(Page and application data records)
►
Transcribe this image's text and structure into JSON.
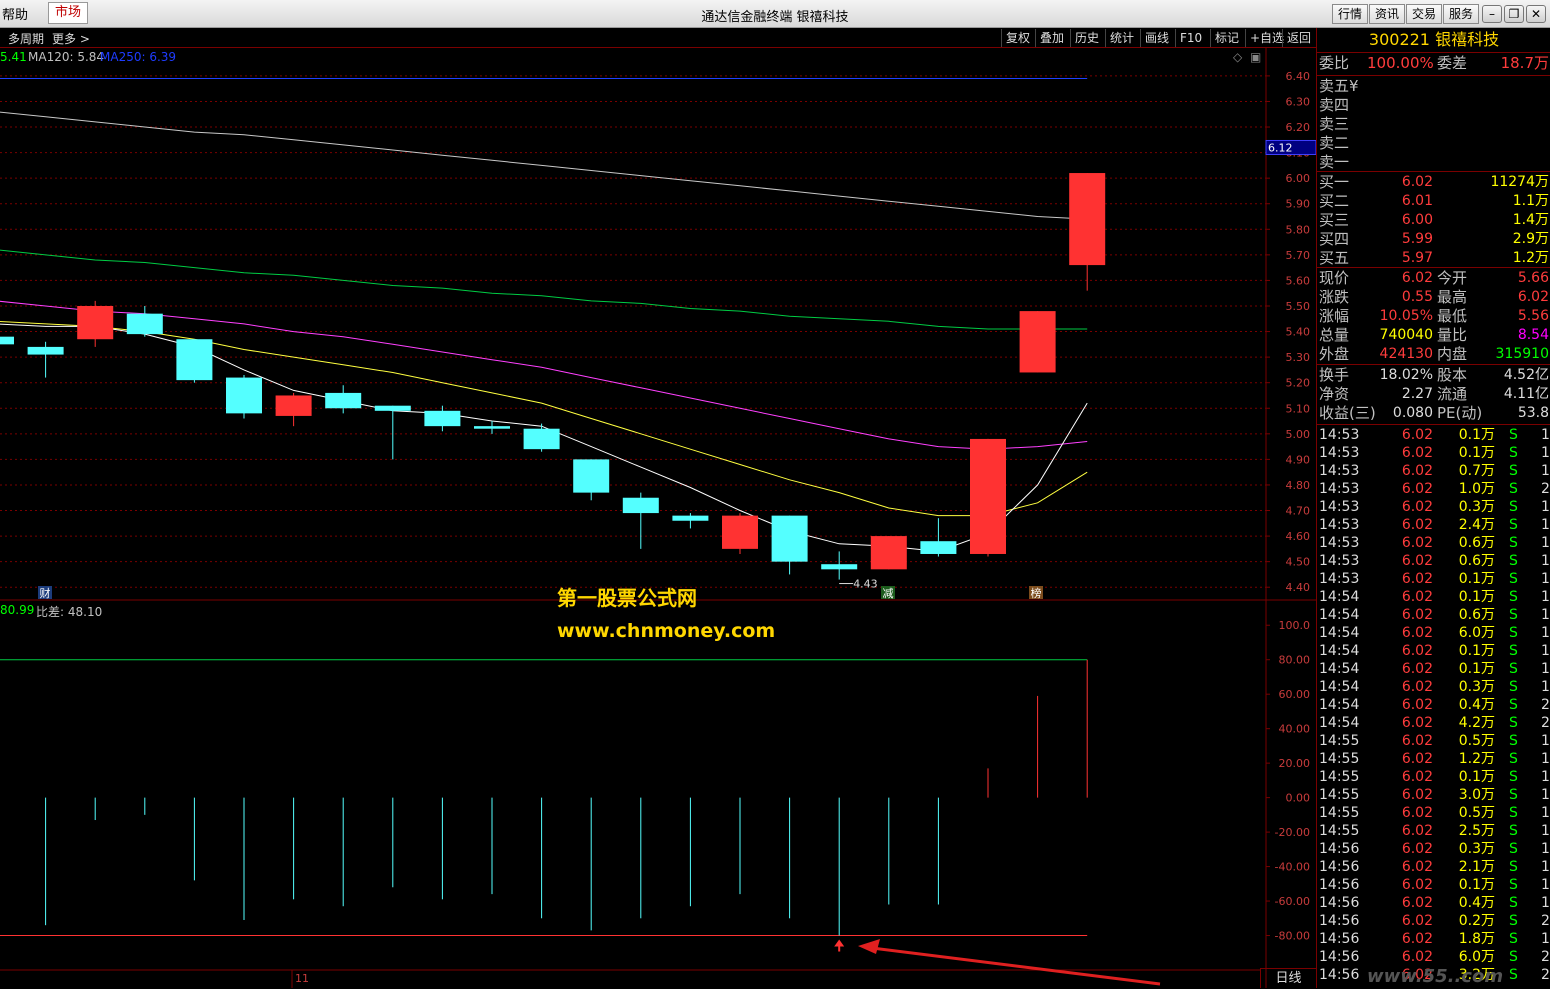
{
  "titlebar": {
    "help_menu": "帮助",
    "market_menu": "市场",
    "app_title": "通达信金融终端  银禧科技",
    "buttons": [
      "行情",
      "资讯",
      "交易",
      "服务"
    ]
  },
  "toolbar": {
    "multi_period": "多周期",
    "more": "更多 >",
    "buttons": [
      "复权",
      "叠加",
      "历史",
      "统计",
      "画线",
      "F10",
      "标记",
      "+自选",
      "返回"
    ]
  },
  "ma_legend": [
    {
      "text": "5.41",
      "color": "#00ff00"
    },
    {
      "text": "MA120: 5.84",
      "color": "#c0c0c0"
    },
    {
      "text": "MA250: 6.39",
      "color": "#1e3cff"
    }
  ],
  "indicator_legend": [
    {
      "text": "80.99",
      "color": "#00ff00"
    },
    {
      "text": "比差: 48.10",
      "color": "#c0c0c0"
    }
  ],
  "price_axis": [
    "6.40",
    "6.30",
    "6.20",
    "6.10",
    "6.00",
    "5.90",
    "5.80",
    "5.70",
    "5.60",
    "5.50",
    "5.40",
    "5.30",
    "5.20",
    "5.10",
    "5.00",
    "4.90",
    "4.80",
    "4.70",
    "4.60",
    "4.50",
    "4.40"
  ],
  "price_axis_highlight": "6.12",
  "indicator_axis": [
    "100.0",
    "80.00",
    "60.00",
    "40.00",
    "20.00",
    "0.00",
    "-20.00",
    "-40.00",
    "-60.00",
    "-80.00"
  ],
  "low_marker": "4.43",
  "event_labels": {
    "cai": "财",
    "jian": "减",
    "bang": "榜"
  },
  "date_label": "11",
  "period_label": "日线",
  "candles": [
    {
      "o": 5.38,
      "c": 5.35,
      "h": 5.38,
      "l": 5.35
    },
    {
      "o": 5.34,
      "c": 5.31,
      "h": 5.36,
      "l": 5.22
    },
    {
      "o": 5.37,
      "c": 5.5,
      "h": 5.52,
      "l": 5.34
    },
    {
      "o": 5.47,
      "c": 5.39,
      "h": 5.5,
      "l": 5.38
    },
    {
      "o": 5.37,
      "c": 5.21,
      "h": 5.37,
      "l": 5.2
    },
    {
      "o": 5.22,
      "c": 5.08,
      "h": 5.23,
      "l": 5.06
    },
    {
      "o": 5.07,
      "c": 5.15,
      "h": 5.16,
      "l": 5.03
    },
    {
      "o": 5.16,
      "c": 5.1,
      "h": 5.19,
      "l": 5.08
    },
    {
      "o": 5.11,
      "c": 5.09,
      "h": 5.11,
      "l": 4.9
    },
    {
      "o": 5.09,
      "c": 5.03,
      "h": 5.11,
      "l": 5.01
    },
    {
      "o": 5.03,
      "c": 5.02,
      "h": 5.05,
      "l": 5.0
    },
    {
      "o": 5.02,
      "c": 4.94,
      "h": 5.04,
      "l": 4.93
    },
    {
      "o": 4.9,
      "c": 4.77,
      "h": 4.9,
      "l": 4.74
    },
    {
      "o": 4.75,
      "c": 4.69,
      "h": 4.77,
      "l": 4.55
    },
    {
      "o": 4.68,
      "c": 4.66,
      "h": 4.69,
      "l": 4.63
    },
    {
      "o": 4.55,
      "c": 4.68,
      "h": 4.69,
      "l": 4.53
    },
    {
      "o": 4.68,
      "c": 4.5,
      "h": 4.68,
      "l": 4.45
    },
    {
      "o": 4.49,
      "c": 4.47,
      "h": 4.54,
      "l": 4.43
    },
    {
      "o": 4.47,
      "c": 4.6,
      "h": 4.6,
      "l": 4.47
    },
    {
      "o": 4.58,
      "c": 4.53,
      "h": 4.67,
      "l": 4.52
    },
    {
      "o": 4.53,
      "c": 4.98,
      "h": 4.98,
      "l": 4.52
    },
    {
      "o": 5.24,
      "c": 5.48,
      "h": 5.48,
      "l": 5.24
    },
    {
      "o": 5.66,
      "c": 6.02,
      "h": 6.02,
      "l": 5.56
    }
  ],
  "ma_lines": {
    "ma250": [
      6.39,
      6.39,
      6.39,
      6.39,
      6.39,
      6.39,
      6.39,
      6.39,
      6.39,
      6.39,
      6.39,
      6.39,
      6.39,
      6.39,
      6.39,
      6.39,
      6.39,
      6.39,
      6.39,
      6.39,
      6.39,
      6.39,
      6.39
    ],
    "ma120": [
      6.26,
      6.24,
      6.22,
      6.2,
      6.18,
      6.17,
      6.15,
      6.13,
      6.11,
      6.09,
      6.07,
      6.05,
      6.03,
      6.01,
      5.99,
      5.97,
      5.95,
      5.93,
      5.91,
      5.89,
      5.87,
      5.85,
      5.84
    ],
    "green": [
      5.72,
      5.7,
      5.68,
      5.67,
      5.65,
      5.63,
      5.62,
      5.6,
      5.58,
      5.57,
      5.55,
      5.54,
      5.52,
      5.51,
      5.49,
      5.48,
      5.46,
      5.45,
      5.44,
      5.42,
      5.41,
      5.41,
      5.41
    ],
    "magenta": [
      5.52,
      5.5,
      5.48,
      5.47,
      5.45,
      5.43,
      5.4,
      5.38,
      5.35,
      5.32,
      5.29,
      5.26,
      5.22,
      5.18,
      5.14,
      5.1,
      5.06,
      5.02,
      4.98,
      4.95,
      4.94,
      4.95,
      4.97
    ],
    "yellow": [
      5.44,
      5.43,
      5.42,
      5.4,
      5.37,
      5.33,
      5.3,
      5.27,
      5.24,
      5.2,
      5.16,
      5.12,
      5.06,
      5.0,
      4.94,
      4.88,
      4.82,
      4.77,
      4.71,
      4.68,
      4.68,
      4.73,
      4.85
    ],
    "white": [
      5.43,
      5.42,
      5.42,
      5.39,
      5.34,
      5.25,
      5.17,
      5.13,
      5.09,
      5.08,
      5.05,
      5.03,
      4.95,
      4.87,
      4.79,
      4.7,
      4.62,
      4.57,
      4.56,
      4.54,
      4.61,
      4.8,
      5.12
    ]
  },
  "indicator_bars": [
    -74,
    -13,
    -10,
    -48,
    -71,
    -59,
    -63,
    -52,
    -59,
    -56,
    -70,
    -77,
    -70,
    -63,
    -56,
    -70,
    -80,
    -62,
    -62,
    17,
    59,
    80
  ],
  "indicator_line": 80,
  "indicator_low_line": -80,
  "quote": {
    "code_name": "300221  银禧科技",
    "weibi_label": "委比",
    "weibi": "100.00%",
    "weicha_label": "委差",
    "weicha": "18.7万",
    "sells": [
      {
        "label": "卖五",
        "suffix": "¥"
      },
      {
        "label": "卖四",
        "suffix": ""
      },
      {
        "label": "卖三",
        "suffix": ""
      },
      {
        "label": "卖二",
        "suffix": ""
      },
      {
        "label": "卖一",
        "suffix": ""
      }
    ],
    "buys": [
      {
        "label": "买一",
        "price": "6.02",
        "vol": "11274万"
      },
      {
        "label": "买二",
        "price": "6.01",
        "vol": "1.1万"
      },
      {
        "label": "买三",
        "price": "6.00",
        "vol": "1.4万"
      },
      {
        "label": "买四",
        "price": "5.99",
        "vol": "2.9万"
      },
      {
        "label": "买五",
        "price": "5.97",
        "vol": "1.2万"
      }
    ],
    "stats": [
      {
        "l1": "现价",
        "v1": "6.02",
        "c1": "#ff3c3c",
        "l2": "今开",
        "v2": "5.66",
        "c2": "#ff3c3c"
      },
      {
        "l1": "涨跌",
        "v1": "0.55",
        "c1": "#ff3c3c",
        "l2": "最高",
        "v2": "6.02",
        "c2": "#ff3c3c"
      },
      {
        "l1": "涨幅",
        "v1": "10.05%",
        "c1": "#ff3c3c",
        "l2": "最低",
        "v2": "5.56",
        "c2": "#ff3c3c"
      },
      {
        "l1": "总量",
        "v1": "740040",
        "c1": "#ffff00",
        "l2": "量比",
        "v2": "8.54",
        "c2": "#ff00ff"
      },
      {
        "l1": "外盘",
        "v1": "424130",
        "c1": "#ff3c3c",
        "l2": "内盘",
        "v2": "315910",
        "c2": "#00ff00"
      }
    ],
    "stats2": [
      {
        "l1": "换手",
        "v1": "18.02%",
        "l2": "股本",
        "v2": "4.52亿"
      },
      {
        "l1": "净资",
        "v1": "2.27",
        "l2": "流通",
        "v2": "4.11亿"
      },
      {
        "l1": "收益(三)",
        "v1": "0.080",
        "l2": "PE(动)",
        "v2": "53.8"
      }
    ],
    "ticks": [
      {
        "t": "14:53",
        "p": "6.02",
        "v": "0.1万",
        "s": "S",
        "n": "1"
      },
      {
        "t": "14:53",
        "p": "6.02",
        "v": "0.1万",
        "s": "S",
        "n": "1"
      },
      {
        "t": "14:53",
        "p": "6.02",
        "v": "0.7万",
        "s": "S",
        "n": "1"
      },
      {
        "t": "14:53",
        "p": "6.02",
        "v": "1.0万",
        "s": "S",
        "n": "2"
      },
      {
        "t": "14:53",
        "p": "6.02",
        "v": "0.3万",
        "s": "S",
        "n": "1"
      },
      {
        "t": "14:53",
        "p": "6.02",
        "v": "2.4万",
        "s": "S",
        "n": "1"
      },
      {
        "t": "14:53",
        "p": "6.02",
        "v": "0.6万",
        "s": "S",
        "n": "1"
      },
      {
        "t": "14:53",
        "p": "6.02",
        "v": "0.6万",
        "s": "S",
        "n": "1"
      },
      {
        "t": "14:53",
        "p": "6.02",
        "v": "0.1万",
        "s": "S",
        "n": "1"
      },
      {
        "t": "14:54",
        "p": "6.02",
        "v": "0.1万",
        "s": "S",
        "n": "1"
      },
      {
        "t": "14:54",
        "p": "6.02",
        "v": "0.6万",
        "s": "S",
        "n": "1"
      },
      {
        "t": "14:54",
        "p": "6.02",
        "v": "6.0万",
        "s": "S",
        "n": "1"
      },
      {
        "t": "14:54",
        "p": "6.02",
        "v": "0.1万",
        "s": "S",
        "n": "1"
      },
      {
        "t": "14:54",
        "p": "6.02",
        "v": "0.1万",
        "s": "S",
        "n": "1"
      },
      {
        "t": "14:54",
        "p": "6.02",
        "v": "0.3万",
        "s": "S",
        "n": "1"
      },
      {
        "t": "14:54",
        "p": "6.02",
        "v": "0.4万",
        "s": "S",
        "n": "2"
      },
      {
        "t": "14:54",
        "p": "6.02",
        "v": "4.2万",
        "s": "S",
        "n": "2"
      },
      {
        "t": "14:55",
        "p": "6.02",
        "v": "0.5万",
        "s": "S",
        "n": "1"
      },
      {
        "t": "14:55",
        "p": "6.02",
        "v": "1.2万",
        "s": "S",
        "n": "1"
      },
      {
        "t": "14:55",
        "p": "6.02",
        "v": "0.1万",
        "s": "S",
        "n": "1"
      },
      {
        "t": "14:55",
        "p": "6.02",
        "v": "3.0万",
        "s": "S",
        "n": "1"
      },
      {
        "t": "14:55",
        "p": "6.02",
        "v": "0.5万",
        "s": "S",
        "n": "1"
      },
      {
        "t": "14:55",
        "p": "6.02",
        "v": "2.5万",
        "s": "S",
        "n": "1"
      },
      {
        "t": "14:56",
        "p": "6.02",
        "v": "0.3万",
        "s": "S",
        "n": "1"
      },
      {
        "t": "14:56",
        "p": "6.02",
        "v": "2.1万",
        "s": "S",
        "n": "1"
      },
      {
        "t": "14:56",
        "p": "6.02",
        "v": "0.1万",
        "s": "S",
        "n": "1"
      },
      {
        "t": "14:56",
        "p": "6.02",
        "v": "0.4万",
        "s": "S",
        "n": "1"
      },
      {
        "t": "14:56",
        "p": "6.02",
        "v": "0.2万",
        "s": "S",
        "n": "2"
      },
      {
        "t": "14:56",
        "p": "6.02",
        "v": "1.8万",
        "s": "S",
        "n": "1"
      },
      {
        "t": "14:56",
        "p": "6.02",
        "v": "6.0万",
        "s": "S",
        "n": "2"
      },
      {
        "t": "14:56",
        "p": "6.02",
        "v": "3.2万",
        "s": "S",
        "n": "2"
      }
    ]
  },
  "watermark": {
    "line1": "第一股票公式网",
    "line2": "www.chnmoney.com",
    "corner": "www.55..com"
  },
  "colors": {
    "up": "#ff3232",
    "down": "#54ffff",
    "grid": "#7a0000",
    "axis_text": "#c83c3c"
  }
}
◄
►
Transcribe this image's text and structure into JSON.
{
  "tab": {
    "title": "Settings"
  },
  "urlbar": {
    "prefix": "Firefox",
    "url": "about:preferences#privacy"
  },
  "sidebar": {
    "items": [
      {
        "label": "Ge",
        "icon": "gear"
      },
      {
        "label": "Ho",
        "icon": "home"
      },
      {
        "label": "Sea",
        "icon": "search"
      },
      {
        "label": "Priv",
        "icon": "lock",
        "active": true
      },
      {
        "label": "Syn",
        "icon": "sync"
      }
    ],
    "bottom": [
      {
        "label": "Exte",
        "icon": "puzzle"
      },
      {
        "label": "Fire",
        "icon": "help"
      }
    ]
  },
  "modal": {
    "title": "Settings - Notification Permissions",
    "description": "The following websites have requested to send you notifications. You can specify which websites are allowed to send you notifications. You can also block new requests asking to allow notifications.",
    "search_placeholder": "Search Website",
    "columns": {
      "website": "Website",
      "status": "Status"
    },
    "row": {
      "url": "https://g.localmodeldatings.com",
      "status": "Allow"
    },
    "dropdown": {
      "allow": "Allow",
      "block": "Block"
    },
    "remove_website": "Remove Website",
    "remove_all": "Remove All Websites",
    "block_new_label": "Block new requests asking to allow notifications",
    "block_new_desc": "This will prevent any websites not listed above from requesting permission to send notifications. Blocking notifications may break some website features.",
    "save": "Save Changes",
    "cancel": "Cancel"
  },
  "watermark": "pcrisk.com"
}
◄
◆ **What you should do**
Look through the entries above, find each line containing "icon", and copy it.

◆ **Response to the exercise**
        "icon": "gear"
        "icon": "home"
        "icon": "search"
        "icon": "lock",
        "icon": "sync"
        "icon": "puzzle"
        "icon": "help"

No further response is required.